▽

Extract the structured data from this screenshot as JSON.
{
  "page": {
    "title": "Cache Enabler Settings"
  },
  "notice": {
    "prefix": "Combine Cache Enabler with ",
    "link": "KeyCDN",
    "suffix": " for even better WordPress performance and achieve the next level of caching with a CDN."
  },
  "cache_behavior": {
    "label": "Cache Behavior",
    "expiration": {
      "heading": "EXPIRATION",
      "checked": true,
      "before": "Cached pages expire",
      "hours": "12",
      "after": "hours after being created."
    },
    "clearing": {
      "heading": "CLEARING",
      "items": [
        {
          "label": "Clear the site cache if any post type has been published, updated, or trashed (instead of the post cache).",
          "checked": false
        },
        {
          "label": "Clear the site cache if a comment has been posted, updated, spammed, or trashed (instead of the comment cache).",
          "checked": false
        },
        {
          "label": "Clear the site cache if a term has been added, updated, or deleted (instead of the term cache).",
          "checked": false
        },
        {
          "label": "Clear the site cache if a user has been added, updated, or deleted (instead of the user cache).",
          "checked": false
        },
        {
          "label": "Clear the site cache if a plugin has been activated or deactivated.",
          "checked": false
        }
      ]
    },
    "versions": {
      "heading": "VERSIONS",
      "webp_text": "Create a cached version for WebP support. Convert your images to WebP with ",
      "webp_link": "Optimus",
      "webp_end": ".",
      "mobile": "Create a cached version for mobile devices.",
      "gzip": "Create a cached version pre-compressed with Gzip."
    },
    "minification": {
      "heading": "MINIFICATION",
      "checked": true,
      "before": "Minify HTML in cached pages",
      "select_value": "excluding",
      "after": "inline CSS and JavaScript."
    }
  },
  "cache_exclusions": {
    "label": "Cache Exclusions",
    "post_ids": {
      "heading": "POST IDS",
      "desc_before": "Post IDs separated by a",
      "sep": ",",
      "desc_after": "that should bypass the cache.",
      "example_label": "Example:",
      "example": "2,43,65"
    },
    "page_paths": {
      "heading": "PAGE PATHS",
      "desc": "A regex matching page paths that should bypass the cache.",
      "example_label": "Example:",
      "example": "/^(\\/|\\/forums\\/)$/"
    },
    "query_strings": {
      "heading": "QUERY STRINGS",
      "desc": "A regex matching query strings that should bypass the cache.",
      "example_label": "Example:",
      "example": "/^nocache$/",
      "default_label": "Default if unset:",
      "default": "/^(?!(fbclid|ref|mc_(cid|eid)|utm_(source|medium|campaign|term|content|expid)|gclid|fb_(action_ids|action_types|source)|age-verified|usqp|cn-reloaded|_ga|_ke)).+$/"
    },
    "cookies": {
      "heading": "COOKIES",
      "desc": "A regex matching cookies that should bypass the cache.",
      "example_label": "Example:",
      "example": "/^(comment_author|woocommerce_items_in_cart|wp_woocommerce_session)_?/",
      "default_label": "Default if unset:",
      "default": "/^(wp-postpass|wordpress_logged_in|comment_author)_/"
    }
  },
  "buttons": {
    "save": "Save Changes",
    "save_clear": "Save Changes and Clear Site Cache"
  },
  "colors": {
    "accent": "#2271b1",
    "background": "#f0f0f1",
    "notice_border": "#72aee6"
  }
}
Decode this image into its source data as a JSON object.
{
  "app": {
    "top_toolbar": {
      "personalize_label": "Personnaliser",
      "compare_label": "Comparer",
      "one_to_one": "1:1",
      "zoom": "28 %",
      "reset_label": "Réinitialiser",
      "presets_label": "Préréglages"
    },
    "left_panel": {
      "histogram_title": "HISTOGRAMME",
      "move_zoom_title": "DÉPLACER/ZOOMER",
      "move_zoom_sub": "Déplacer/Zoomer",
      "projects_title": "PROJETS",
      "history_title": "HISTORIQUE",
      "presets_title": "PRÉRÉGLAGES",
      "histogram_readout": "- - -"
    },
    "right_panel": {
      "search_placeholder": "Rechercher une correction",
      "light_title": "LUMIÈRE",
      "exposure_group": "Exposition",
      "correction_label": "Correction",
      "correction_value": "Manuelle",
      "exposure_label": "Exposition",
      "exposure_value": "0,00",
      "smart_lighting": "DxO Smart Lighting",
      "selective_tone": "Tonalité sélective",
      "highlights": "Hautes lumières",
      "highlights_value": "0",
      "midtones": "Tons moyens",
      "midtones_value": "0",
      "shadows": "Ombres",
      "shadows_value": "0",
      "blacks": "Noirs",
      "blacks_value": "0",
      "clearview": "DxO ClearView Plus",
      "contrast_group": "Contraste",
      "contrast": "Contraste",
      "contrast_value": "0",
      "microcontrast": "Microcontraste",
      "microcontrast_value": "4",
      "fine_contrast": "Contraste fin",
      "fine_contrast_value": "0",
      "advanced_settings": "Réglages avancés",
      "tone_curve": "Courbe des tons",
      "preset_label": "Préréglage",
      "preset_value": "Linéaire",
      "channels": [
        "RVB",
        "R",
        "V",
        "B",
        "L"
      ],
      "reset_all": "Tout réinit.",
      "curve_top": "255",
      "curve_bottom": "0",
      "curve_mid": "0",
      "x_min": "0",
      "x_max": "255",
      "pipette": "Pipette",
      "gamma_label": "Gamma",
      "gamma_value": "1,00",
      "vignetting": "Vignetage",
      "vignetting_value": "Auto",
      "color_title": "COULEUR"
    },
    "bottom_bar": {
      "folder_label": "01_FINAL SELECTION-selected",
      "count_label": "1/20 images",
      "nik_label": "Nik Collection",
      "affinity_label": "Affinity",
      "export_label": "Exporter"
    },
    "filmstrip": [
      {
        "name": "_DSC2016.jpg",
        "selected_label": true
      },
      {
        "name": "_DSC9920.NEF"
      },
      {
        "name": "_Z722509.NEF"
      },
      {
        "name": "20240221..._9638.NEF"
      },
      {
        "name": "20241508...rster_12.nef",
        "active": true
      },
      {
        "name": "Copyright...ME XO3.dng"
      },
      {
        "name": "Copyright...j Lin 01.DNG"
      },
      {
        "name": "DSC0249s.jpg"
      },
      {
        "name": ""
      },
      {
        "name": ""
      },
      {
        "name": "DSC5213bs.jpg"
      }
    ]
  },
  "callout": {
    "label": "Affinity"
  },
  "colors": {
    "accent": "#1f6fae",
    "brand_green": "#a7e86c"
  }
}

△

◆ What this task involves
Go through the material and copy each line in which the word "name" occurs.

◆ Solution
        "name": "_DSC2016.jpg",
        "name": "_DSC9920.NEF"
        "name": "_Z722509.NEF"
        "name": "20240221..._9638.NEF"
        "name": "20241508...rster_12.nef",
        "name": "Copyright...ME XO3.dng"
        "name": "Copyright...j Lin 01.DNG"
        "name": "DSC0249s.jpg"
        "name": ""
        "name": ""
        "name": "DSC5213bs.jpg"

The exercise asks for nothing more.